BEGIN

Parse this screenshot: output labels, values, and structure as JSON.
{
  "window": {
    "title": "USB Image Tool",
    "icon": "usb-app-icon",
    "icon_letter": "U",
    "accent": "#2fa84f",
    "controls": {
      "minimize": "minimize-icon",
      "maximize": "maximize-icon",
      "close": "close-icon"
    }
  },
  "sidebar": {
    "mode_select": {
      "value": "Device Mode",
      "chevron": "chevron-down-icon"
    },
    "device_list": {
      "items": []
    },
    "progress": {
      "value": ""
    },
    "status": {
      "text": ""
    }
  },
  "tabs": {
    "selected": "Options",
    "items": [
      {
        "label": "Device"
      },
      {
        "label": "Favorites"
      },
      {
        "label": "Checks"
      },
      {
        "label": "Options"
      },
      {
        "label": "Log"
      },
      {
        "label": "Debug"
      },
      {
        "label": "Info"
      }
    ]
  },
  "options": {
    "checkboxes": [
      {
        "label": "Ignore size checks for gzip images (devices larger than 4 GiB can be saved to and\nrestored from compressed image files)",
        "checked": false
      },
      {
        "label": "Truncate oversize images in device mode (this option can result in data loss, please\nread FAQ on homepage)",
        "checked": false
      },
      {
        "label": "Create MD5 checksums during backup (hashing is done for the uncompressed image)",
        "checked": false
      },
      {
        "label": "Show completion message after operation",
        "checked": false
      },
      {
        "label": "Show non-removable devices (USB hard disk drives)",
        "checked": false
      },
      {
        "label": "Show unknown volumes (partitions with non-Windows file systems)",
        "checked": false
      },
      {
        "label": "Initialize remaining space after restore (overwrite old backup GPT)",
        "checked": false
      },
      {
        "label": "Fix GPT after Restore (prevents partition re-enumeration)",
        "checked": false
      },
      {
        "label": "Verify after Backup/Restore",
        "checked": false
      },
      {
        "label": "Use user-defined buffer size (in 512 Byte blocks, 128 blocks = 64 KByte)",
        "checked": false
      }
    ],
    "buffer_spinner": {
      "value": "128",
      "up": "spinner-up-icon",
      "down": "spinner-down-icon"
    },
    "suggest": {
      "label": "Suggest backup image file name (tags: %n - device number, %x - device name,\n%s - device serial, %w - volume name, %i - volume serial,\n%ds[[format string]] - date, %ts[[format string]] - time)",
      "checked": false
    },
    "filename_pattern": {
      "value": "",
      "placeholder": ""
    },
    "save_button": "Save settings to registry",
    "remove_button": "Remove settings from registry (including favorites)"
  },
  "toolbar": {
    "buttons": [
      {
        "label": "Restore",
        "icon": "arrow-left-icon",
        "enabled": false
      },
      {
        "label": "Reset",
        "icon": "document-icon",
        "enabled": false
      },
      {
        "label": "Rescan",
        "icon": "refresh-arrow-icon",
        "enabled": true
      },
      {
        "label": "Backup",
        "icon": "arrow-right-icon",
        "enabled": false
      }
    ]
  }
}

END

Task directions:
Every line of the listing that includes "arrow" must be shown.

Problem solution:
        "icon": "arrow-left-icon",
        "icon": "refresh-arrow-icon",
        "icon": "arrow-right-icon",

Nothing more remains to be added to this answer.